_How to complete this task_
Your task is to repeat all of the data exactly while excluding the pictures.

====== The data

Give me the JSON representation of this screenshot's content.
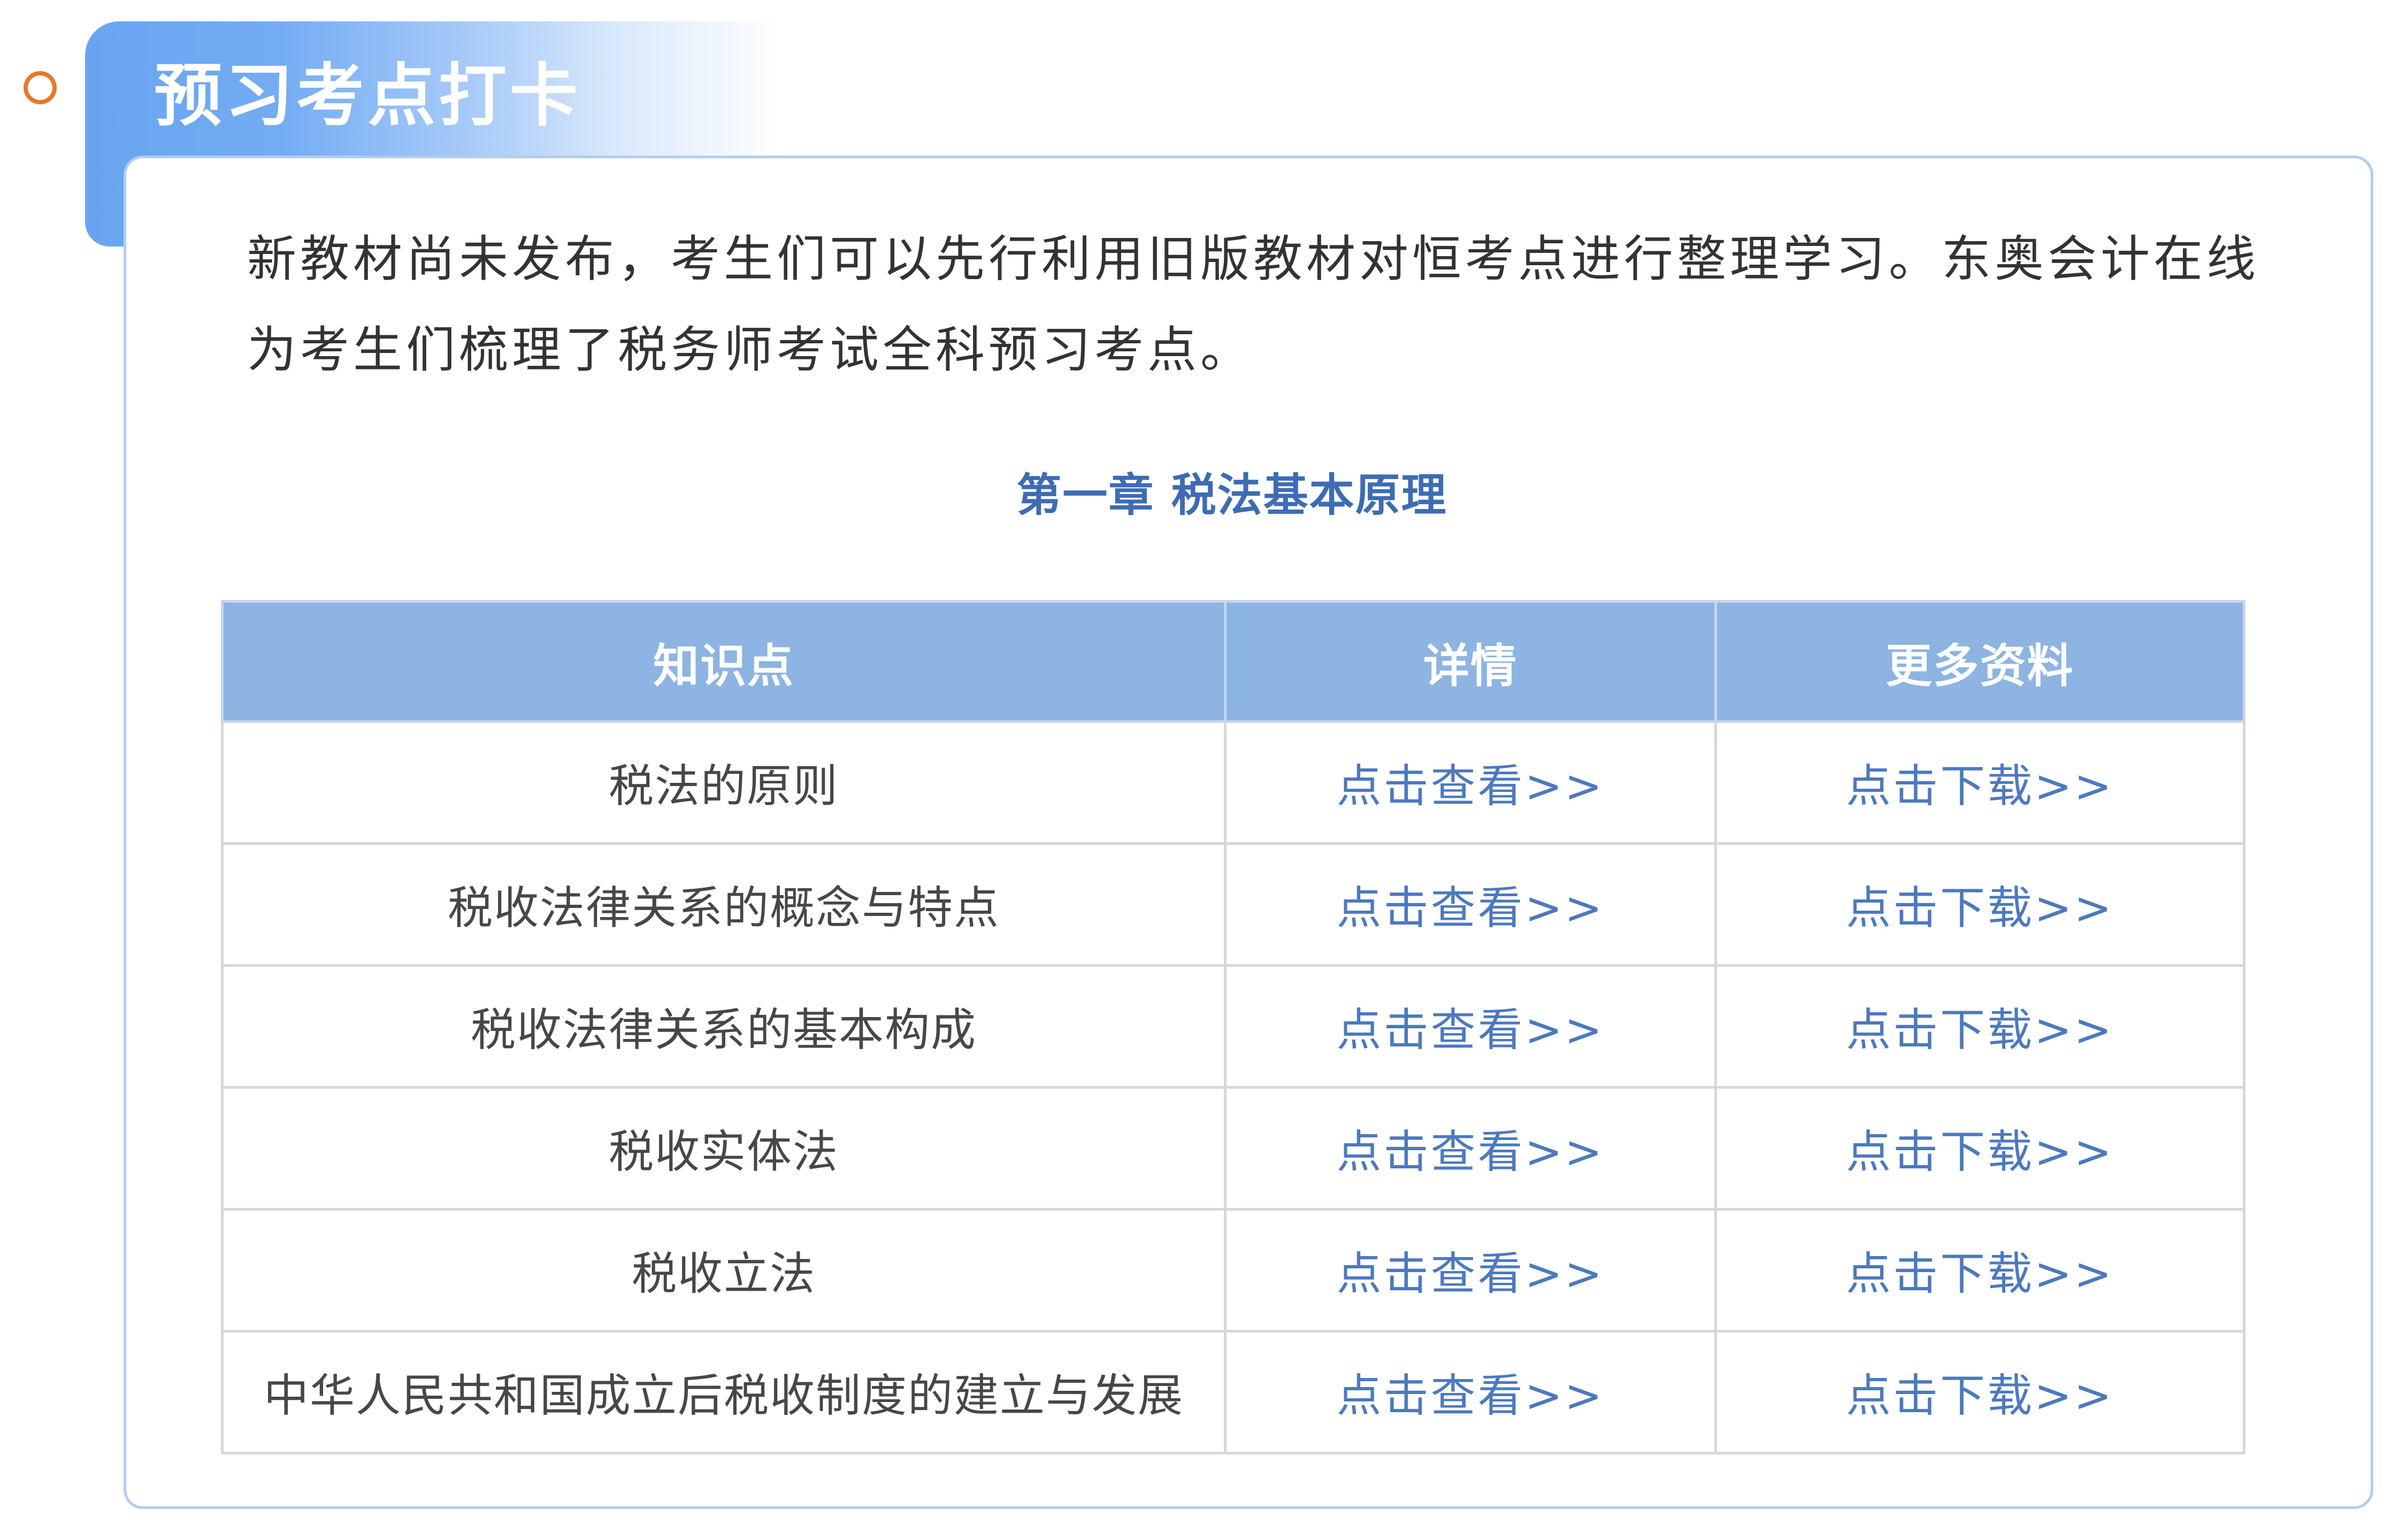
{
  "section_tab": {
    "title": "预习考点打卡"
  },
  "icons": {
    "section_marker": "circle-outline-icon"
  },
  "intro": {
    "text": "新教材尚未发布，考生们可以先行利用旧版教材对恒考点进行整理学习。东奥会计在线为考生们梳理了税务师考试全科预习考点。"
  },
  "chapter": {
    "title": "第一章 税法基本原理"
  },
  "table": {
    "headers": [
      "知识点",
      "详情",
      "更多资料"
    ],
    "rows": [
      {
        "topic": "税法的原则",
        "detail_link": "点击查看>>",
        "download_link": "点击下载>>"
      },
      {
        "topic": "税收法律关系的概念与特点",
        "detail_link": "点击查看>>",
        "download_link": "点击下载>>"
      },
      {
        "topic": "税收法律关系的基本构成",
        "detail_link": "点击查看>>",
        "download_link": "点击下载>>"
      },
      {
        "topic": "税收实体法",
        "detail_link": "点击查看>>",
        "download_link": "点击下载>>"
      },
      {
        "topic": "税收立法",
        "detail_link": "点击查看>>",
        "download_link": "点击下载>>"
      },
      {
        "topic": "中华人民共和国成立后税收制度的建立与发展",
        "detail_link": "点击查看>>",
        "download_link": "点击下载>>"
      }
    ]
  },
  "colors": {
    "accent_orange": "#E8782A",
    "tab_blue": "#68A4F1",
    "card_border": "#B3CDEE",
    "chapter_title": "#3D6CB4",
    "table_header_bg": "#8DB4E2",
    "link_blue": "#4C79BF",
    "body_text": "#333333"
  }
}
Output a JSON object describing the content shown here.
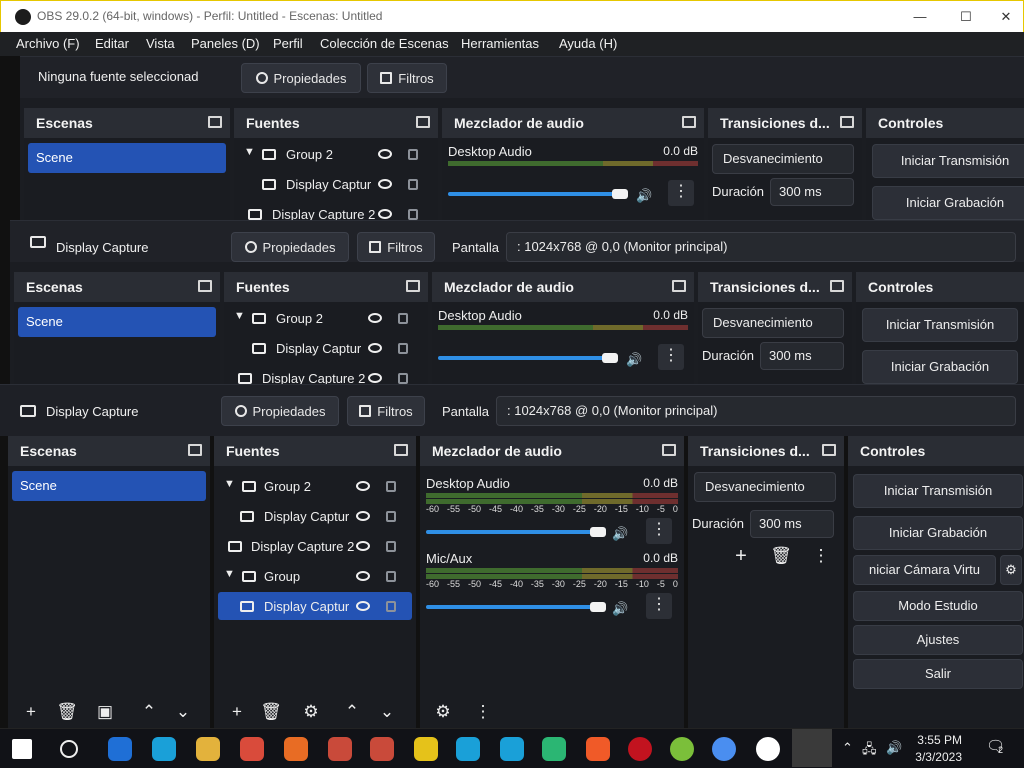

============

_Result of the task_
Give me the JSON representation of this screenshot's content.
{
  "section_tab": {
    "title": "预习考点打卡"
  },
  "icons": {
    "section_marker": "circle-outline-icon"
  },
  "intro": {
    "text": "新教材尚未发布，考生们可以先行利用旧版教材对恒考点进行整理学习。东奥会计在线为考生们梳理了税务师考试全科预习考点。"
  },
  "chapter": {
    "title": "第一章 税法基本原理"
  },
  "table": {
    "headers": [
      "知识点",
      "详情",
      "更多资料"
    ],
    "rows": [
      {
        "topic": "税法的原则",
        "detail_link": "点击查看>>",
        "download_link": "点击下载>>"
      },
      {
        "topic": "税收法律关系的概念与特点",
        "detail_link": "点击查看>>",
        "download_link": "点击下载>>"
      },
      {
        "topic": "税收法律关系的基本构成",
        "detail_link": "点击查看>>",
        "download_link": "点击下载>>"
      },
      {
        "topic": "税收实体法",
        "detail_link": "点击查看>>",
        "download_link": "点击下载>>"
      },
      {
        "topic": "税收立法",
        "detail_link": "点击查看>>",
        "download_link": "点击下载>>"
      },
      {
        "topic": "中华人民共和国成立后税收制度的建立与发展",
        "detail_link": "点击查看>>",
        "download_link": "点击下载>>"
      }
    ]
  },
  "colors": {
    "accent_orange": "#E8782A",
    "tab_blue": "#68A4F1",
    "card_border": "#B3CDEE",
    "chapter_title": "#3D6CB4",
    "table_header_bg": "#8DB4E2",
    "link_blue": "#4C79BF",
    "body_text": "#333333"
  }
}
Output a JSON object describing the content shown here.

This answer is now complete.